IG for Afghanistan paints grim picture of possible narco-criminal state
Stars and Stripes
WASHINGTON — U.S. counternarcotics efforts in Afghanistan are in a “perilous state” despite billions of dollars spent to combat the spread of drug production there, Special Inspector General for Afghanistan Reconstruction John Sopko told Congress on Wednesday.
Afghanistan is the world’s leading source of opium, and opium production is the primary funding source for Taliban operations in the country, officials said in a hearing of the Senate Caucus on International Narcotics Control.
The situation is worsening as the United States and NATO prepare for the official end of combat operations on Dec. 31, Sopko told members of the Senate Caucus on International Narcotics Control.
“The situation in Afghanistan is dire with little prospect for improvement in 2014 or beyond,” according Sopko’s written statement to Senate panel. “Afghan farmers are growing more opium poppies today than at any time in their modern history.”
Poppy cultivation hit a record level in 2013, with 209,000 hectares, or about 516,000 acres, devoted to growing the picturesque red flowers that provide the base ingredient for opiate drugs, including heroin, according to the United Nations Office on Drugs and Crime. That’s a 36 percent increase over 2012.
The UN Office of Drugs and Crime estimates the value of opium and its heroin and morphine derivatives produced in Afghanistan in 2013 at nearly $3 billion — an increase of 50 percent compared to 2012, Sopko said.
James Capra, the U.S. Drug Enforcement Administration’s chief of operations, told the panel Wednesday that rising drug production means Taliban income is on the rise.
“The Taliban receives millions annual from narcotics-related activity” by taxing growers and producers, Capra said, a fact that increases the insurgents’ ability to provoke instability elsewhere in the region, he said.
Erin Logan, principal director of the Office of the Deputy Assistant Secretary of Defense for Counternarcotics and Global Threats, said heroin abuse is a growing problem in the United States, and DOD is intent on “disrupting the flow of these drugs as far away from our shores as possible.”
The United States has poured vast sums of money into an effort to fight the problem since the beginning of the war in Afghanistan, Sopko reported.
“Since 2002, the United States has spent at least $7 billion on a wide variety of programs to reduce poppy cultivation, prevent narcotics production, treat drug addiction, and improve the criminal justice system to combat drug trafficking,” according to his written testimony. “The United States has provided another $3 billion for agriculture and stabilization programs, which under the current U.S. strategy are considered an important part of the counternarcotics effort.”
Caucus chairwoman Sen. Diane Feinstein, D-Calif., said the Senate body has produced several draft recommendations to combat the problem.

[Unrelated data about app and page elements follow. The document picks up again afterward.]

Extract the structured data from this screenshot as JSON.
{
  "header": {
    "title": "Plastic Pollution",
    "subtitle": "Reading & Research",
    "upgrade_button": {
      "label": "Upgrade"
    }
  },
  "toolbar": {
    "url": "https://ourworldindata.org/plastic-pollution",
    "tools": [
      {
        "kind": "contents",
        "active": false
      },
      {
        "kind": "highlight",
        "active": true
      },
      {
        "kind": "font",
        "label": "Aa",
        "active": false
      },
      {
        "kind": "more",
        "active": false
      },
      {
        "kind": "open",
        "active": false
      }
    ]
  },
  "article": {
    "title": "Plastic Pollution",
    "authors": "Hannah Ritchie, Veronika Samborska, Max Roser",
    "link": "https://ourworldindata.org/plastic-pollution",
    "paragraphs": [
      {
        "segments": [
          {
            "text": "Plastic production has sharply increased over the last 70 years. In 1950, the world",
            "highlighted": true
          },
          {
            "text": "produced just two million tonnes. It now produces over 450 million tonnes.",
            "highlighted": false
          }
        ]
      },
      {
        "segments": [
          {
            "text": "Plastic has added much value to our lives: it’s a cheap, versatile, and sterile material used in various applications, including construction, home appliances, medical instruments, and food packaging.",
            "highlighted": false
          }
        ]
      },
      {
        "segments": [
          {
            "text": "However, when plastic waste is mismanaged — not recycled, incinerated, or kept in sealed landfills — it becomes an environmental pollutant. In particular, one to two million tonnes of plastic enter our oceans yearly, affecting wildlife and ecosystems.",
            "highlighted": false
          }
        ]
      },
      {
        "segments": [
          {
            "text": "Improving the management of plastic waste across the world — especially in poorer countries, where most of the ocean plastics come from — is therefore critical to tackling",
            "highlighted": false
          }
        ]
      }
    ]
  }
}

Among them are increased international drug enforcement cooperation with countries that consume large amounts of Afghan opium, including Russia and Iran, as well as efforts to provide economic alternatives to poppy production for rural Afghans and greater support for Afghan government anti-drug enforcement.
The consequences of failure could be grim, Sopko told Congress. During recent trips to Afghanistan, he said, residents have laid out two possible outcomes for the country after the U.S. and NATO withdraw combat troops: a successful modern state or an insurgent state.
But he said because of the growing drug trade “there is a third possibility: a narco-criminal state. Absent effective counternarcotics programs and Afghan political will to seriously tackle this grave problem, that third outcome may become a reality.”